Fig. 2: H3 grid dataset with resolution 9.
Fig. 3 Adding H3 geometry into a point dataset.
These two steps are the only ones needed to turn a dotmap visualization into a hexagonal grid visualization in CleverMaps. Simple, isn’t it? And we didn’t even get to the best part yet. Because just like this, you can create H3 grid dataset on as many resolutions as you need to and CleverMaps will use those as granularities and will enable you to change between the levels of visualization according to your needs. So just as easily as you switch between districts, municipalities and statistical sectors, you can switch between levels of hexagonal grid and visualize your data on any level that suits your needs. From now, a single point dataset is the only thing required for your analysis. And also, CleverMaps started to incorporate the native H3 grid into some of our products which you can use to analyze potential locations for your business. Let’s see one of them in action!
Getting more value from data with CleverMaps Enhanced grid
Since implementing the H3 grid into projects is now so simple, we provide our customers with it. We also put our heads together and developed a product that could help our customers search for potential new business locations. We called this product “CleverMaps Enhanced grid”, and we believe that it provides you with most of the features you might need when targeting your business. On resolution 9 of the H3 grid (cell edge length approx 175 m) it contains the demography of the cell, including gender structure, age structure with 5-year age groups and a total number of inhabitants, land use and then various information about points of interest in the surroundings or the cell distance from them. And, of course, there are loads of other data regarding purchasing power, consumer segments, etc., that we can add to the Enhanced grid to better serve your needs. You can find this data in our Data Marketplace.

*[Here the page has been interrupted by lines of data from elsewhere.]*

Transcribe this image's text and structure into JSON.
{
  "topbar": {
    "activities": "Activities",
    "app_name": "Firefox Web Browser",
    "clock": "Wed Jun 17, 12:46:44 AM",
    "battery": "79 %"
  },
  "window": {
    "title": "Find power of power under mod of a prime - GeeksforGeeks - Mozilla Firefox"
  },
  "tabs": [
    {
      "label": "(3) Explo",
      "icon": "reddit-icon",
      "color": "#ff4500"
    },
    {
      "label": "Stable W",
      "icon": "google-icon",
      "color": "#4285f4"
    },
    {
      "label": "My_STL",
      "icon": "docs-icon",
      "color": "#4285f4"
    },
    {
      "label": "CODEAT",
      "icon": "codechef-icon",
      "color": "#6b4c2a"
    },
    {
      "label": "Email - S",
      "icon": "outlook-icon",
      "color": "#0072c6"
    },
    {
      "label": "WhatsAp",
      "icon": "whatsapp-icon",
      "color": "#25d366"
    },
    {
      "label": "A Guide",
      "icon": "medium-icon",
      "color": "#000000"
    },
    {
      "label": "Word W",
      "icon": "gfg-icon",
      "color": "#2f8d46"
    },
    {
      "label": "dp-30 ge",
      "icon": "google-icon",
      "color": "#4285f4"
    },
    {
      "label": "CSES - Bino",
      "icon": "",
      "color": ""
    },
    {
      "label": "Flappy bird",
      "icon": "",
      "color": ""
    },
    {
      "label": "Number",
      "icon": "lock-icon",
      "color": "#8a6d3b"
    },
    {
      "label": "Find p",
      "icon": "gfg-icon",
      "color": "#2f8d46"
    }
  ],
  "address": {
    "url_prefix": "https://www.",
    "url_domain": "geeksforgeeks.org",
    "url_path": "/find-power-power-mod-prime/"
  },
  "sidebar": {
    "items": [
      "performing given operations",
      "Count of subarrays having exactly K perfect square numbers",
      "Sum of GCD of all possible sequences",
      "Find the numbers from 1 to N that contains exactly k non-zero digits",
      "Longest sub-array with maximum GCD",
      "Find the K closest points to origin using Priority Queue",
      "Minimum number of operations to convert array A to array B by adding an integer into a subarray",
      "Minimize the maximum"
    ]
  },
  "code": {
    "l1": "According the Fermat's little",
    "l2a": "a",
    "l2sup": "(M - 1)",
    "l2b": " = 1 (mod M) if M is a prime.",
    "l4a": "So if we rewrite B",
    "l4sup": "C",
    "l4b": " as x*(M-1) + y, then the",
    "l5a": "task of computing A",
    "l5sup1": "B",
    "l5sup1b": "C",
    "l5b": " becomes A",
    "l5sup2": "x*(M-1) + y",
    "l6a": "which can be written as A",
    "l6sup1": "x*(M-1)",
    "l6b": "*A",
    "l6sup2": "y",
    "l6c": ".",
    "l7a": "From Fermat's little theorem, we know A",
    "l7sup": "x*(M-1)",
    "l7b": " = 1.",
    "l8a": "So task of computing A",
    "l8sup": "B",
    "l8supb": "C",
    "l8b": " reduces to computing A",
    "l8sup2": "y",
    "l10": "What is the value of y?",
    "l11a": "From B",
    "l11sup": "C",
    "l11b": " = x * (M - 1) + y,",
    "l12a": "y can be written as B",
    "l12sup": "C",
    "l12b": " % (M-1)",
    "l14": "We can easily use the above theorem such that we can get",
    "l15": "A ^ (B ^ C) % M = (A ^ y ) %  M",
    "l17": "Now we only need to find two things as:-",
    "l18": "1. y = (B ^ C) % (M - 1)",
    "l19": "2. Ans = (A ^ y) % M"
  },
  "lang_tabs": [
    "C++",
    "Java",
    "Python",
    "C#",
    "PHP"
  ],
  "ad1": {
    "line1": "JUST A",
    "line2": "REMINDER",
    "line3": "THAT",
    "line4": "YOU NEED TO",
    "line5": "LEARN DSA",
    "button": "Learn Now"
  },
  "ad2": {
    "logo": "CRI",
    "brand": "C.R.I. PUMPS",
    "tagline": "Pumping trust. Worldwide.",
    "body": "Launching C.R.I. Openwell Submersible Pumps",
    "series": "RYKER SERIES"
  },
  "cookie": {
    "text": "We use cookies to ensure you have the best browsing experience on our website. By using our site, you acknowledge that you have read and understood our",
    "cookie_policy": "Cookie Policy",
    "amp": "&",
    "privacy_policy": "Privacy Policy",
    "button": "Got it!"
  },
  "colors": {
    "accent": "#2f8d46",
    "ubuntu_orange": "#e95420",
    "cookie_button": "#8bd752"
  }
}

Using the Enhanced grid on our platform is possible in several ways. For example, suppose you are looking for a place in a city with more than 10 000 inhabitants, having a bus stop and a restaurant closer than 500 meters. The most common way to find spots like this would be to look at the potential destinations in our application. There you can search for a desired destination with the help of our filters. However, if that’s convenient for you, CleverMaps makes it possible to use only the data and query it from anywhere. So, for example, you can create your own data app on a platform like StreamLit and then use our data aggregated to a grid to get information about any location you are interested in. Also, we can handle a request on evaluating data around given locations, so if you have a business network and want to enrich that network with the data from the Enhanced grid without any job on your side, CleverMaps is also ready to provide that analysis for you.
Fig. 4 Potential selected locations in Hradec Králové based on population in the grid cell
Site selection using various visualizations and granularity levels
Looking for a potential new location for a business is very effective when using a grid and administrative units on different levels of granularity. It doesn't matter whether you are opening a new branch or relocating your current one; the first step you will be doing is to evaluate the market saturation, which is one of the most common use cases. In some cases, analyzing market saturation on the same visualization and granularity level might make less sense than searching for a new location. This is when switching between granularities in CleverMaps is a significant advantage. For example, in Fig. 5, you can see the market saturation analysis on the level of municipalities and city districts in Prague. Straightaway you can see two city districts with the potential for five new shops.
Fig. 5 City districts visualized by the number of potential new shops.
Fig. 6 Potential locations for a new shop visualized with a grid.